Material for this exercise Start Marker

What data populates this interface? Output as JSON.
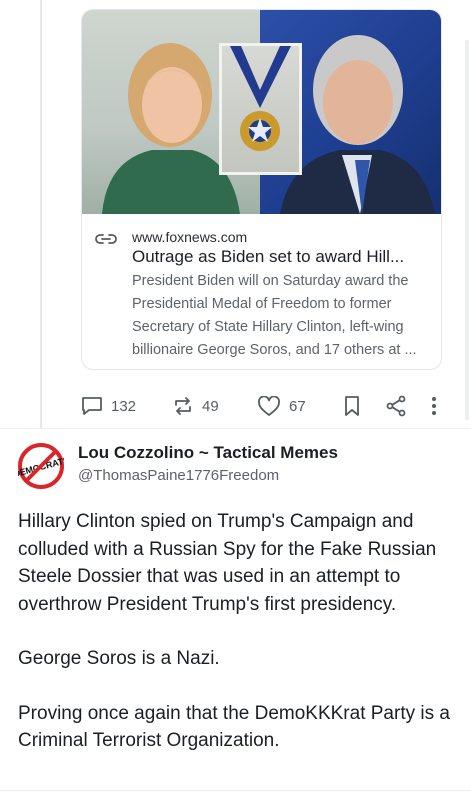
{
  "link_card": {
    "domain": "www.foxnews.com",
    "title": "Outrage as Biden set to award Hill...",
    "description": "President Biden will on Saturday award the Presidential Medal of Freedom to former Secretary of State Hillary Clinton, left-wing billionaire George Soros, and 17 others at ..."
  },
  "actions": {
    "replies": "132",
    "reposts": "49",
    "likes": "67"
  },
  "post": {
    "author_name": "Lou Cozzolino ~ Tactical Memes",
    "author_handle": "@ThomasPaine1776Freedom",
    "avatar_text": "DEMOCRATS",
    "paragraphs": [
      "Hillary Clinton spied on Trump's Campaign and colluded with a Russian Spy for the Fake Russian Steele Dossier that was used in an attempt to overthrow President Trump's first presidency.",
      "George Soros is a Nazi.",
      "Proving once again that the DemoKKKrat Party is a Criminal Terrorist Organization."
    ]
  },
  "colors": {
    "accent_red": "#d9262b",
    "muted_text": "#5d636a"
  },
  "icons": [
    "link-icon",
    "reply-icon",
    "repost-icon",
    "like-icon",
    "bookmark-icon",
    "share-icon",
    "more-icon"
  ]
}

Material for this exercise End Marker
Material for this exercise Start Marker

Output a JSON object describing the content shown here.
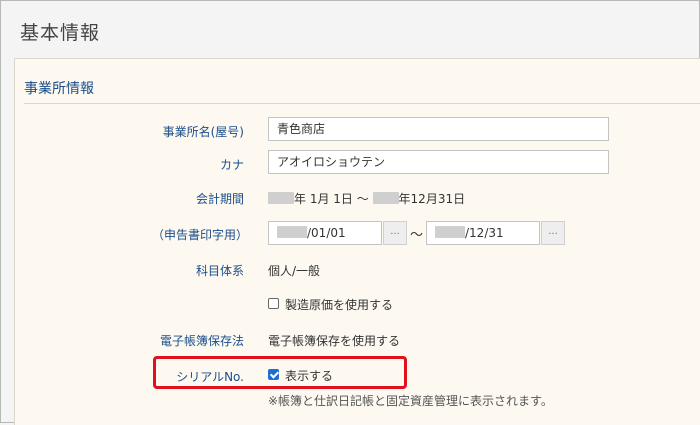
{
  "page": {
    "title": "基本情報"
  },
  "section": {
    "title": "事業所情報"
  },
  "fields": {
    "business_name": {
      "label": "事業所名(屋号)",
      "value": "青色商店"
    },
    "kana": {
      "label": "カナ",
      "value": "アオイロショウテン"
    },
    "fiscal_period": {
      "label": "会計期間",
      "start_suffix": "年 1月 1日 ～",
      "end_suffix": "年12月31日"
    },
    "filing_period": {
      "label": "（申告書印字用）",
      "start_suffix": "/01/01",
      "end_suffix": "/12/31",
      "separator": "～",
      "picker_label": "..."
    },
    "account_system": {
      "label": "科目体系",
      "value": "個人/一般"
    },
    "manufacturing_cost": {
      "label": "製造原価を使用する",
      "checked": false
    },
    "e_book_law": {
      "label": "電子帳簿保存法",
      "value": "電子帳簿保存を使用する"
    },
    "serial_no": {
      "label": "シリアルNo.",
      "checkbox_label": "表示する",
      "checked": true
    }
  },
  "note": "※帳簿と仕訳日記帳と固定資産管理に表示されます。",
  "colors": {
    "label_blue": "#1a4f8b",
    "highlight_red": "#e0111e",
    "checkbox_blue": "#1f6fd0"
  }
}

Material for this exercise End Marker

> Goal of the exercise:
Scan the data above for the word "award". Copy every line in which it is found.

> Worked solution:
    "title": "Outrage as Biden set to award Hill...",
    "description": "President Biden will on Saturday award the Presidential Medal of Freedom to former Secretary of State Hillary Clinton, left-wing billionaire George Soros, and 17 others at ..."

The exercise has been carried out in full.